|url=missing title (help).[dead link]
- "Basic Information". Ground-level Ozone. United States Environmental Protection Agency. 01 November 2012.
- Omaye ST. (2002). "Metabolic modulation of carbon monoxide toxicity". Toxicology 180 (2): 139–150. doi:10.1016/S0300-483X(02)00387-6. PMID 12324190.
- "State and County Emission Summaries: Carbon Monoxide". Air Emission Sources. United States Environmental Protection Agency. 25 October 2013.
- "Exhaust emissions: What comes out of your car's exhaust?". Automobile Association Developments Limited. 23 February 2012.
- Transportation and Air Quality (United States Environmental Protection Agency) http://www.epa.gov/otaq/f02004.pdf
|url=missing title (help)[dead link]
- Region 4: Laboratory and Field Operations — PM 2.5 (2008).PM 2.5 Objectives and History. U.S. Environmental Protection Agency.
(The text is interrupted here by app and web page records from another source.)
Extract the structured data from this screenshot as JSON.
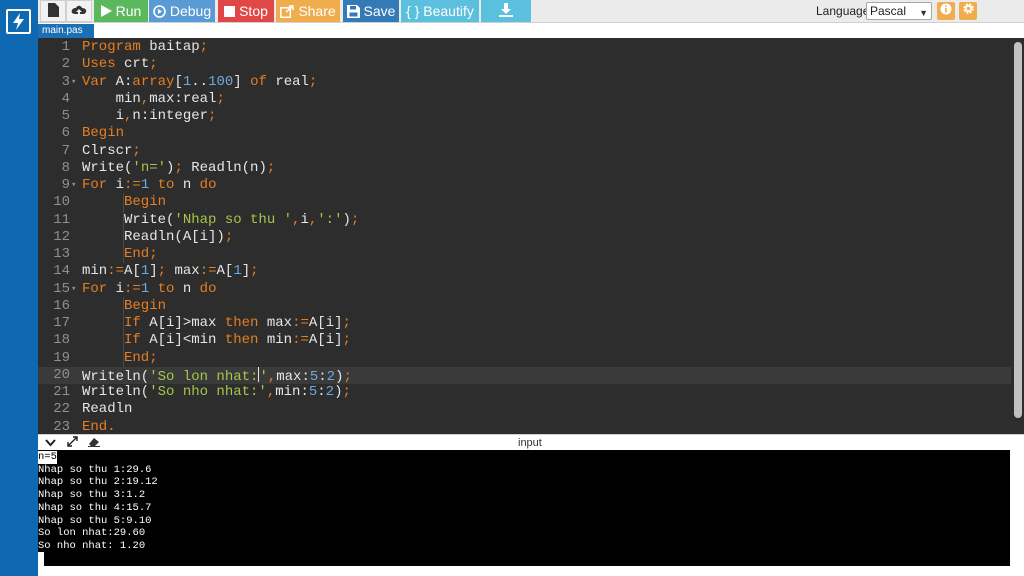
{
  "toolbar": {
    "run_label": "Run",
    "debug_label": "Debug",
    "stop_label": "Stop",
    "share_label": "Share",
    "save_label": "Save",
    "beautify_label": "{ } Beautify",
    "language_label": "Language",
    "language_value": "Pascal"
  },
  "file_tab": {
    "name": "main.pas"
  },
  "editor": {
    "active_line": 20,
    "lines": [
      {
        "n": 1,
        "t": [
          [
            "kw",
            "Program "
          ],
          [
            "id",
            "baitap"
          ],
          [
            "op",
            ";"
          ]
        ]
      },
      {
        "n": 2,
        "t": [
          [
            "kw",
            "Uses "
          ],
          [
            "id",
            "crt"
          ],
          [
            "op",
            ";"
          ]
        ]
      },
      {
        "n": 3,
        "fold": true,
        "t": [
          [
            "kw",
            "Var "
          ],
          [
            "id",
            "A:"
          ],
          [
            "kw",
            "array"
          ],
          [
            "id",
            "["
          ],
          [
            "num",
            "1"
          ],
          [
            "id",
            ".."
          ],
          [
            "num",
            "100"
          ],
          [
            "id",
            "] "
          ],
          [
            "kw",
            "of "
          ],
          [
            "id",
            "real"
          ],
          [
            "op",
            ";"
          ]
        ]
      },
      {
        "n": 4,
        "t": [
          [
            "id",
            "    min"
          ],
          [
            "op",
            ","
          ],
          [
            "id",
            "max:real"
          ],
          [
            "op",
            ";"
          ]
        ]
      },
      {
        "n": 5,
        "t": [
          [
            "id",
            "    i"
          ],
          [
            "op",
            ","
          ],
          [
            "id",
            "n:integer"
          ],
          [
            "op",
            ";"
          ]
        ]
      },
      {
        "n": 6,
        "t": [
          [
            "kw",
            "Begin"
          ]
        ]
      },
      {
        "n": 7,
        "t": [
          [
            "id",
            "Clrscr"
          ],
          [
            "op",
            ";"
          ]
        ]
      },
      {
        "n": 8,
        "t": [
          [
            "id",
            "Write("
          ],
          [
            "str",
            "'n='"
          ],
          [
            "id",
            ")"
          ],
          [
            "op",
            "; "
          ],
          [
            "id",
            "Readln(n)"
          ],
          [
            "op",
            ";"
          ]
        ]
      },
      {
        "n": 9,
        "fold": true,
        "t": [
          [
            "kw",
            "For "
          ],
          [
            "id",
            "i"
          ],
          [
            "op",
            ":="
          ],
          [
            "num",
            "1 "
          ],
          [
            "kw",
            "to "
          ],
          [
            "id",
            "n "
          ],
          [
            "kw",
            "do"
          ]
        ]
      },
      {
        "n": 10,
        "t": [
          [
            "kw",
            "     Begin"
          ]
        ]
      },
      {
        "n": 11,
        "t": [
          [
            "id",
            "     Write("
          ],
          [
            "str",
            "'Nhap so thu '"
          ],
          [
            "op",
            ","
          ],
          [
            "id",
            "i"
          ],
          [
            "op",
            ","
          ],
          [
            "str",
            "':'"
          ],
          [
            "id",
            ")"
          ],
          [
            "op",
            ";"
          ]
        ]
      },
      {
        "n": 12,
        "t": [
          [
            "id",
            "     Readln(A[i])"
          ],
          [
            "op",
            ";"
          ]
        ]
      },
      {
        "n": 13,
        "t": [
          [
            "kw",
            "     End"
          ],
          [
            "op",
            ";"
          ]
        ]
      },
      {
        "n": 14,
        "t": [
          [
            "id",
            "min"
          ],
          [
            "op",
            ":="
          ],
          [
            "id",
            "A["
          ],
          [
            "num",
            "1"
          ],
          [
            "id",
            "]"
          ],
          [
            "op",
            "; "
          ],
          [
            "id",
            "max"
          ],
          [
            "op",
            ":="
          ],
          [
            "id",
            "A["
          ],
          [
            "num",
            "1"
          ],
          [
            "id",
            "]"
          ],
          [
            "op",
            ";"
          ]
        ]
      },
      {
        "n": 15,
        "fold": true,
        "t": [
          [
            "kw",
            "For "
          ],
          [
            "id",
            "i"
          ],
          [
            "op",
            ":="
          ],
          [
            "num",
            "1 "
          ],
          [
            "kw",
            "to "
          ],
          [
            "id",
            "n "
          ],
          [
            "kw",
            "do"
          ]
        ]
      },
      {
        "n": 16,
        "t": [
          [
            "kw",
            "     Begin"
          ]
        ]
      },
      {
        "n": 17,
        "t": [
          [
            "kw",
            "     If "
          ],
          [
            "id",
            "A[i]>max "
          ],
          [
            "kw",
            "then "
          ],
          [
            "id",
            "max"
          ],
          [
            "op",
            ":="
          ],
          [
            "id",
            "A[i]"
          ],
          [
            "op",
            ";"
          ]
        ]
      },
      {
        "n": 18,
        "t": [
          [
            "kw",
            "     If "
          ],
          [
            "id",
            "A[i]<min "
          ],
          [
            "kw",
            "then "
          ],
          [
            "id",
            "min"
          ],
          [
            "op",
            ":="
          ],
          [
            "id",
            "A[i]"
          ],
          [
            "op",
            ";"
          ]
        ]
      },
      {
        "n": 19,
        "t": [
          [
            "kw",
            "     End"
          ],
          [
            "op",
            ";"
          ]
        ]
      },
      {
        "n": 20,
        "cursor_after": 2,
        "t": [
          [
            "id",
            "Writeln("
          ],
          [
            "str",
            "'So lon nhat:"
          ],
          [
            "str",
            "'"
          ],
          [
            "op",
            ","
          ],
          [
            "id",
            "max:"
          ],
          [
            "num",
            "5"
          ],
          [
            "id",
            ":"
          ],
          [
            "num",
            "2"
          ],
          [
            "id",
            ")"
          ],
          [
            "op",
            ";"
          ]
        ]
      },
      {
        "n": 21,
        "t": [
          [
            "id",
            "Writeln("
          ],
          [
            "str",
            "'So nho nhat:'"
          ],
          [
            "op",
            ","
          ],
          [
            "id",
            "min:"
          ],
          [
            "num",
            "5"
          ],
          [
            "id",
            ":"
          ],
          [
            "num",
            "2"
          ],
          [
            "id",
            ")"
          ],
          [
            "op",
            ";"
          ]
        ]
      },
      {
        "n": 22,
        "t": [
          [
            "id",
            "Readln"
          ]
        ]
      },
      {
        "n": 23,
        "t": [
          [
            "kw",
            "End"
          ],
          [
            "op",
            "."
          ]
        ]
      }
    ]
  },
  "console": {
    "title": "input",
    "lines": [
      "n=5",
      "Nhap so thu 1:29.6",
      "Nhap so thu 2:19.12",
      "Nhap so thu 3:1.2",
      "Nhap so thu 4:15.7",
      "Nhap so thu 5:9.10",
      "So lon nhat:29.60",
      "So nho nhat: 1.20"
    ]
  },
  "colors": {
    "brand": "#0f68b2",
    "run": "#5cb85c",
    "debug": "#5b9bd5",
    "stop": "#e04848",
    "share": "#f0ad4e",
    "save": "#337ab7",
    "beautify": "#5bc0de",
    "download": "#5bc0de"
  },
  "icons": {
    "brand": "lightning-icon",
    "new": "file-icon",
    "upload": "cloud-upload-icon",
    "run": "play-icon",
    "debug": "debug-icon",
    "stop": "stop-icon",
    "share": "share-icon",
    "save": "floppy-icon",
    "download": "download-icon",
    "info": "info-icon",
    "settings": "gear-icon"
  }
}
- Mazzi, Eric A.; Dowlatabadi, Hadi (2007). "Air Quality Impacts of Climate Mitigation: UK Policy and Passenger Vehicle Choice". Environmental Science & Technology 41 (2): 387. doi:10.1021/es060517w.
- "Transportation Air Quality: Selected Facts and Figures". U.S. Department of Transportation Federal Highway Commission. 2006. Retrieved 2010-04-14.
- "Commission plans legislative framework to ensure the EU meets its target for cutting CO2 emissions from cars". European Commission. 2007-02-07.
- "EU Average New Car CO2 Emissions Down 5.4 Percent in Q1". autoevolution. SoftNews NET. 2010-04-19.
- Transportation and Air Quality. United States Environmental Protection Agency http://www.epa.gov/oms/consumer/f00013.htm
|url=missing title (help).[dead link]
- "Light-Duty Vehicle, Light-Duty Truck, and Medium-Duty Passenger Vehicle -- Tier 2 Exhaust Emission Standards". Emission Standards Reference Guide. United States Environmental Protection Agency. 14 November 2012.
- Reinberg, Steven (9 April 2013). "Smog Exposure During Pregnancy Might Raise Child's Cancer Risk: Study". USNews.
- "IARC: DIESEL ENGINE EXHAUST CARCINOGENIC" (PDF) (Press release). Lyon, France: World Health Organization, International Agency for Research on Cancer. 12 June 2012.
- Blanco, Sebastian (20 June 2012). "Diesel fumes cause cancer (and brake dust isn't exactly healthy, either)". AutoblogGreen.
- Note: this Wikipedia page also needs the same reference: Los_Angeles_smog#The_Cause_of_Smog_in_Los_Angeles
- Cone, Tracie (13 November 2008). "California Air Pollution Kills More People Than Car Crashes, Study Shows". Huffington Post.
- "Automotive Exhaust Chemicals: disease causing effects". Alpha Online. Environmed Research Inc.
- "Cars, Trucks, and Air Pollution". Clean Vehicles. Union of Concerned Scientists. 03 September 2013.
- "General Information - Emissions and ADR's". Australian Government, Department of Infrastructure and Regional Development.[dead link]
- "Environment, Health & Transportation: Motor Vehicles and Air Pollution". International Bicycle Fund. Retrieved 25 October 2013.